The term “early stage dementia” is used when someone of any age is starting to show signs of dementia.

The term “young onset dementia” is only used when someone under the age of 65 has dementia.

Many different diseases can cause young onset dementia

Dementia is what doctors sometimes call an “umbrella” term. Lots of different diseases are covered by the dementia “umbrella.”

It’s the same for young onset dementia. More than 50 different diseases or conditions are associated with young onset dementia. Here are some of them:

  • Frontotemporal Dementia (FTD)
  • Alzheimer’s disease
  • Lewy Body Dementia
  • Vascular Dementia
  • Huntington Disease
  • Wernicke-Korsakoff Syndrome
  • Down Syndrome
  • Corticobasal Syndrome
  • Creutzfeldt-Jakob disease
  • Multiple Sclerosis
  • Niemann-Pick disease type C
  • Normal pressure hydrocephalus
  • Parkinson’s disease
  • Posterior cortical atrophy
  • Progressive supranuclear palsy
  • Traumatic brain injury

It is also possible for someone to experience two or more of these at the same time.
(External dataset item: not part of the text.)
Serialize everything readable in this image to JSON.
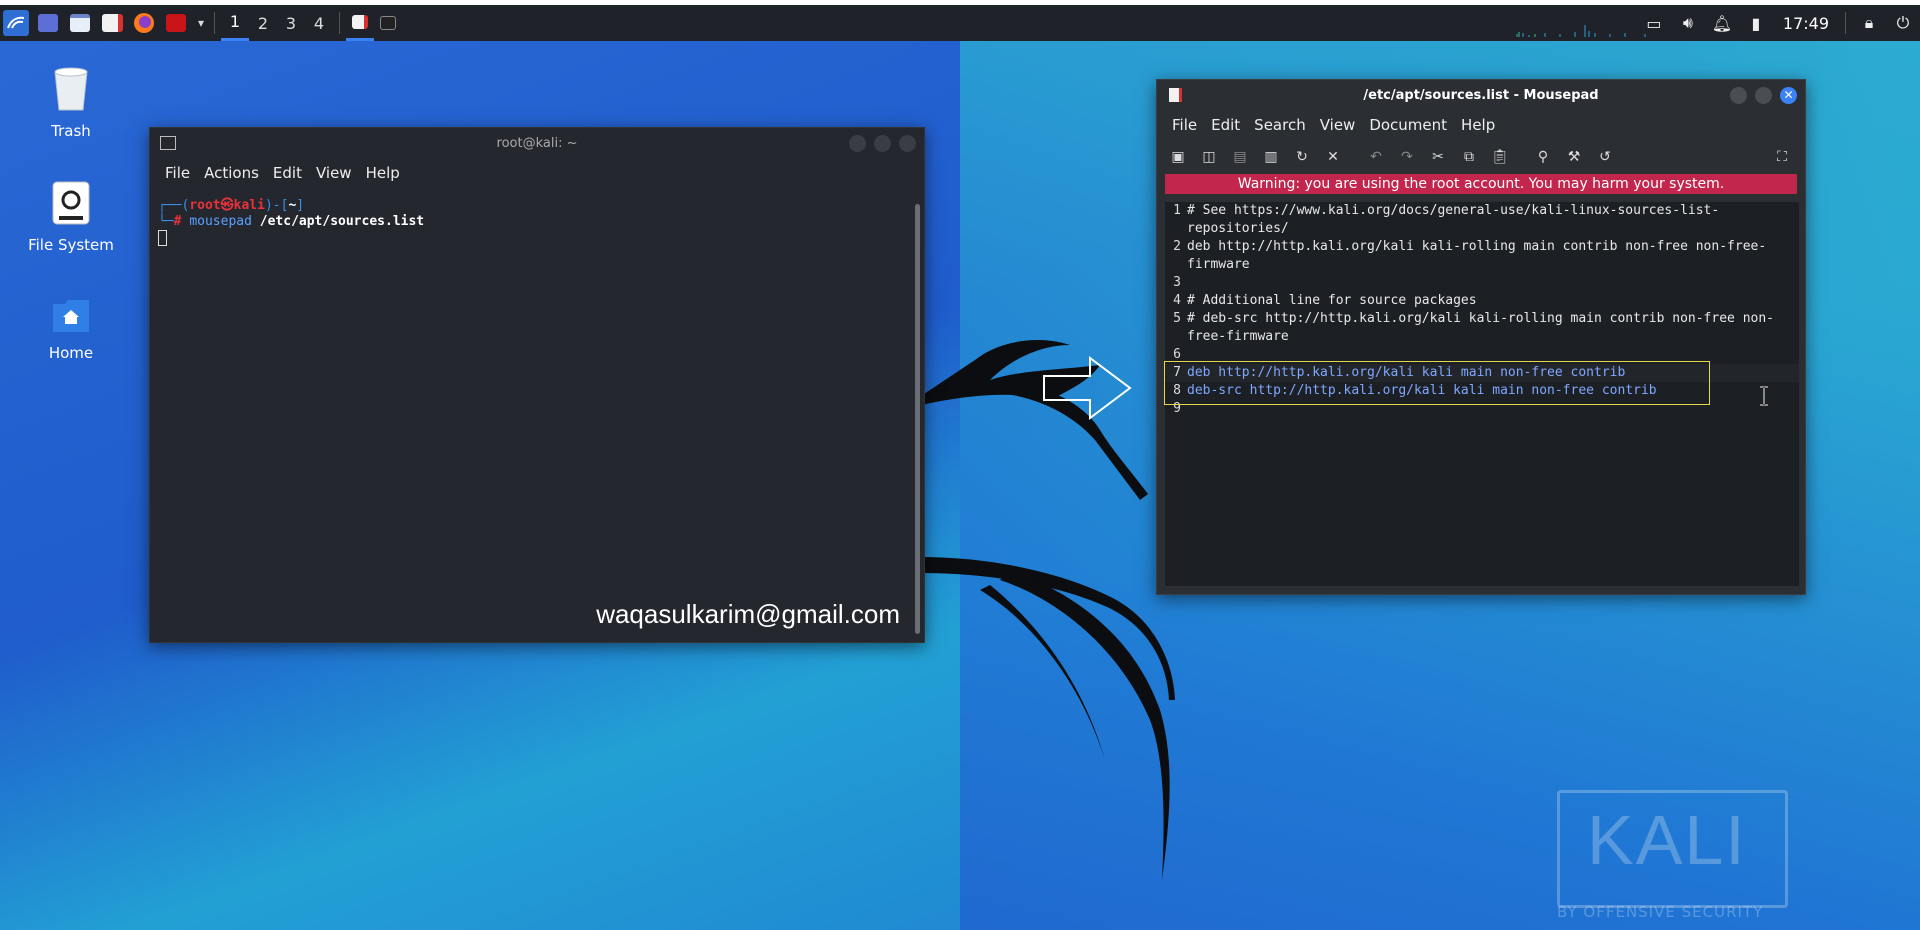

When there is more than one cause for the dementia, we call it “mixed dementia.”

Some young onset dementia conditions are reversible, and others are not
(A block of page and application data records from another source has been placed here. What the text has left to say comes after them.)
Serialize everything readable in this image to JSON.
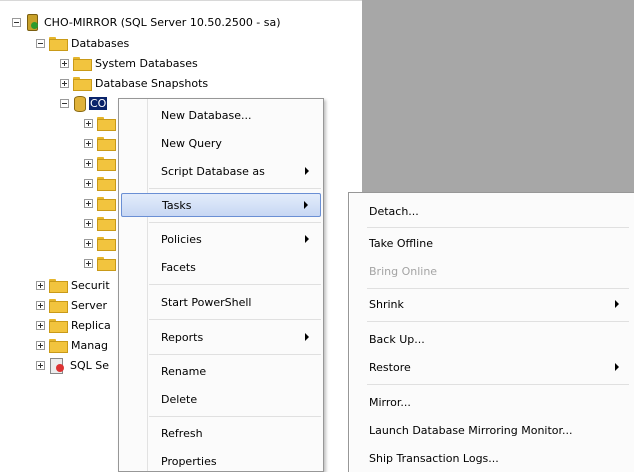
{
  "tree": {
    "server_label": "CHO-MIRROR (SQL Server 10.50.2500 - sa)",
    "databases_label": "Databases",
    "system_databases_label": "System Databases",
    "database_snapshots_label": "Database Snapshots",
    "selected_db_label": "CO",
    "partial_nodes": [
      {
        "label": "Securit"
      },
      {
        "label": "Server"
      },
      {
        "label": "Replica"
      },
      {
        "label": "Manag"
      },
      {
        "label": "SQL Se"
      }
    ]
  },
  "context_menu": {
    "items": [
      {
        "label": "New Database..."
      },
      {
        "label": "New Query"
      },
      {
        "label": "Script Database as"
      },
      {
        "label": "Tasks"
      },
      {
        "label": "Policies"
      },
      {
        "label": "Facets"
      },
      {
        "label": "Start PowerShell"
      },
      {
        "label": "Reports"
      },
      {
        "label": "Rename"
      },
      {
        "label": "Delete"
      },
      {
        "label": "Refresh"
      },
      {
        "label": "Properties"
      }
    ]
  },
  "tasks_submenu": {
    "items": [
      {
        "label": "Detach..."
      },
      {
        "label": "Take Offline"
      },
      {
        "label": "Bring Online"
      },
      {
        "label": "Shrink"
      },
      {
        "label": "Back Up..."
      },
      {
        "label": "Restore"
      },
      {
        "label": "Mirror..."
      },
      {
        "label": "Launch Database Mirroring Monitor..."
      },
      {
        "label": "Ship Transaction Logs..."
      }
    ]
  }
}
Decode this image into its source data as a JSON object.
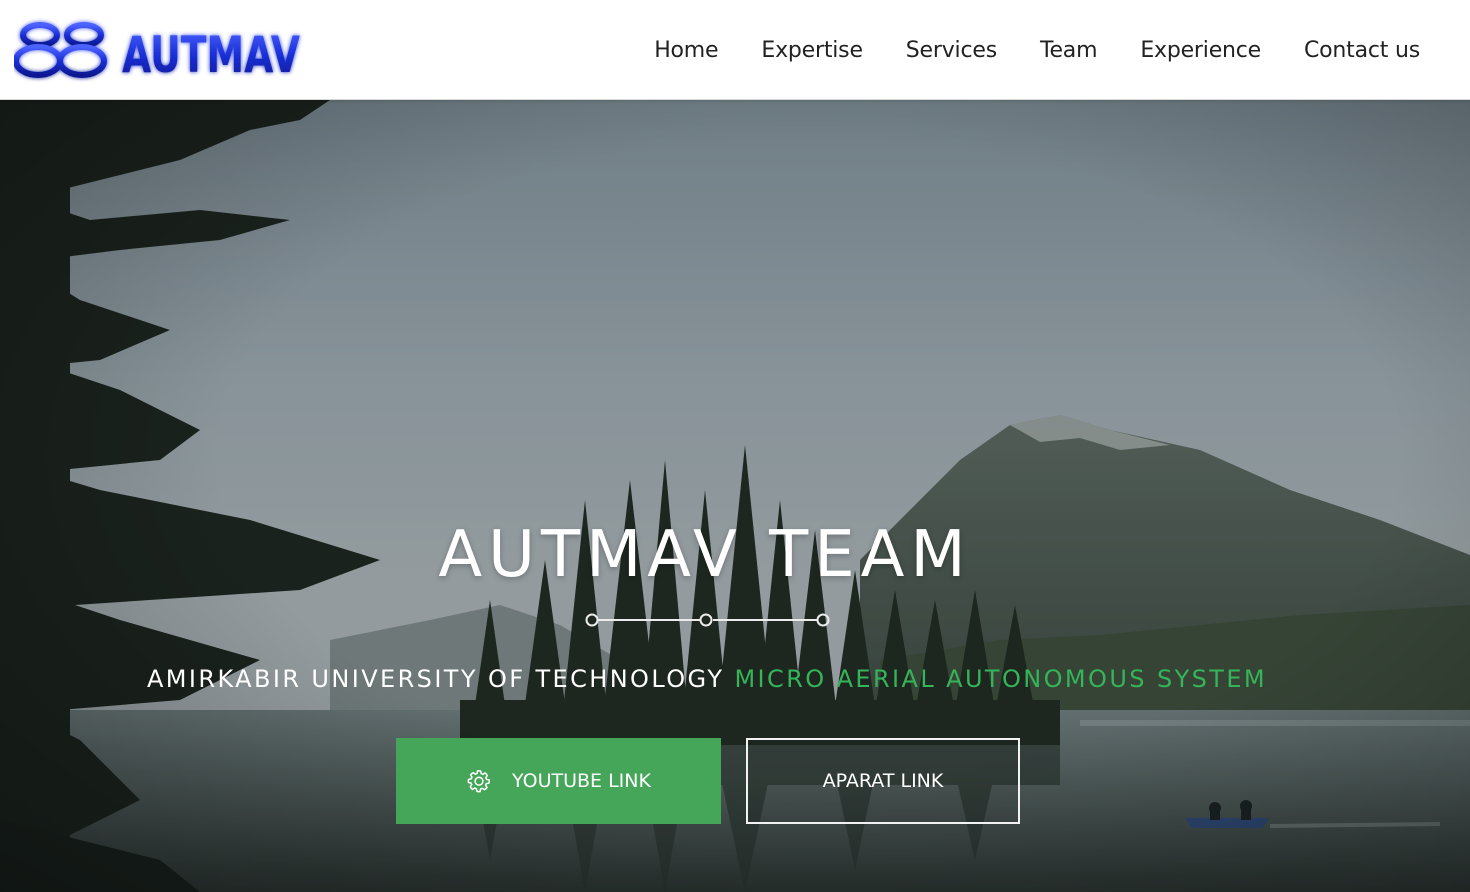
{
  "header": {
    "logo": {
      "mark": "88",
      "text": "AUTMAV",
      "colors": {
        "primary": "#1a2fd6",
        "glow": "#7ea6ff"
      }
    },
    "nav": [
      "Home",
      "Expertise",
      "Services",
      "Team",
      "Experience",
      "Contact us"
    ]
  },
  "hero": {
    "title": "AUTMAV TEAM",
    "subtitle_white": "AMIRKABIR UNIVERSITY OF TECHNOLOGY",
    "subtitle_green": "MICRO AERIAL AUTONOMOUS SYSTEM",
    "background": "mountain-lake-forest-photo",
    "buttons": {
      "youtube": {
        "label": "YOUTUBE LINK",
        "icon": "gear-icon"
      },
      "aparat": {
        "label": "APARAT LINK"
      }
    }
  },
  "colors": {
    "accent_green": "#35b459",
    "button_green": "#45a65a",
    "nav_text": "#222222"
  }
}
It’s important to see a doctor to try and find out which disease is causing someone’s young onset dementia. Doctors can prescribe different medicines and therapies for these different diseases.
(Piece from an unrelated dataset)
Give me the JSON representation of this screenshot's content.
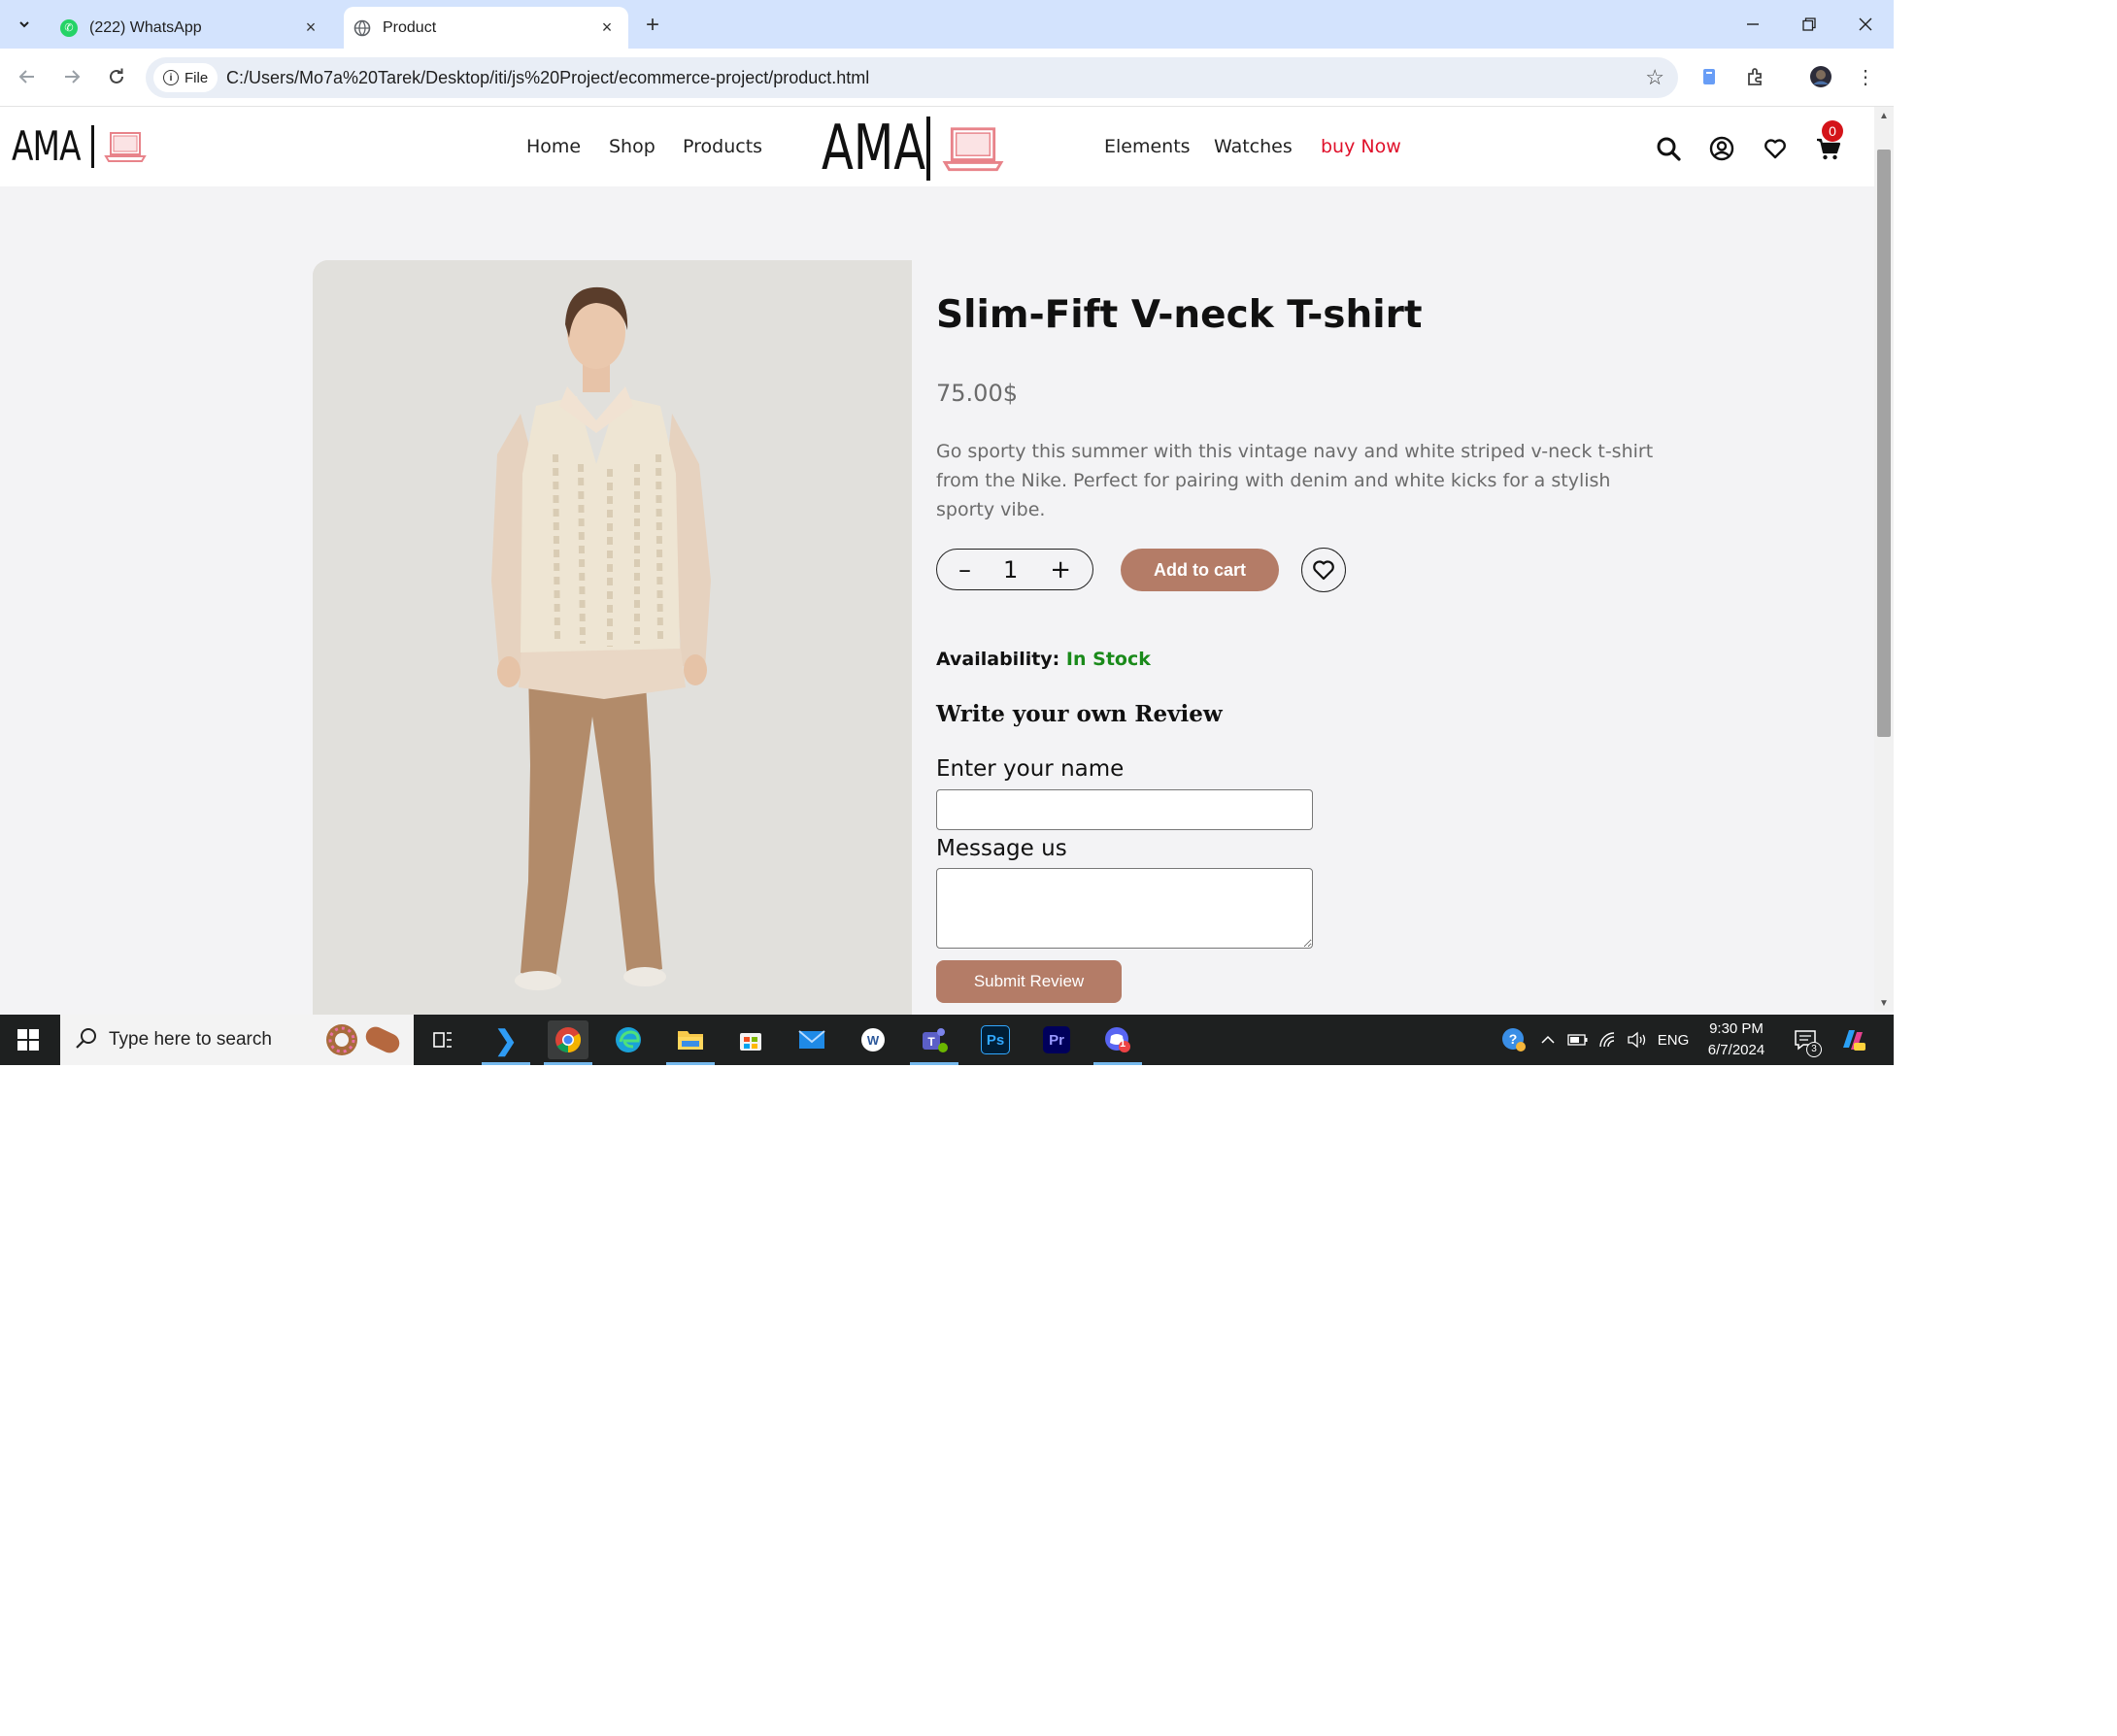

Some dementias or brain problems happen due to nutrition issues or alcohol use disorders. If caught and treated early enough, some of those types of dementias can be reversed.

Dementia-like symptoms that are caused by brain tumors, brain bleeding or certain kinds of infections can also be reversed at times.

But other kinds of dementias—like Alzheimer’s disease and frontotemporal dementia—can’t be reversed right now. They are caused by brain cell changes that we don’t know how to reverse yet.

Scientists are still trying to understand why some dementias are reversible and others are not.

Young onset dementia varies in timespan and length

Some people in Canada have lived well for 20 years or more with young onset dementia.

Other people in Canada have dementias that progress more quickly over, say, two or three years. They may need more home care or other supports sooner in order to live well.

Some scientists and researchers are still trying to understand why some dementias progress rapidly, while others progress slowly.

Other scientists and researchers are trying to figure out how more people with dementia can live well, no matter how quickly a disease brings changes to their lives.

Stage of life is part of what makes young onset dementia different

Some people with young onset dementia experience certain stresses more than older people with dementia do.

For example, some people with young onset dementia are parenting small children. So, they may have to figure how to help their kids understand this condition.

Some people with young onset dementia are working full-time when they first notice their symptoms. So, they could have more job issues to navigate than someone who is retired.

The people caring for folks with young onset dementia are more likely to be younger, too. Some of these caregivers are in their early twenties or teens—or younger. And they could need to access different types of supports than older caregivers do. Younger caregivers might need more support on chat or social media, with the goal of connecting with others in similar situations, for instance.

Young onset dementia is something the Alzheimer Society can help with

Community changes everything. That’s why the Alzheimer Society is here to help everyone in Canada impacted by dementia.

We are here to link you to the support you need. To find programs in your area right now, locate your local society at alzheimer.ca/find. Or for more information, contact our National Information and Referrals Line at 1-855-705-4636 or info@alzheimer.ca.

To read more about young onset dementia at your own pace, check out our articles and resources below, or visit alzheimer.ca/youngonset.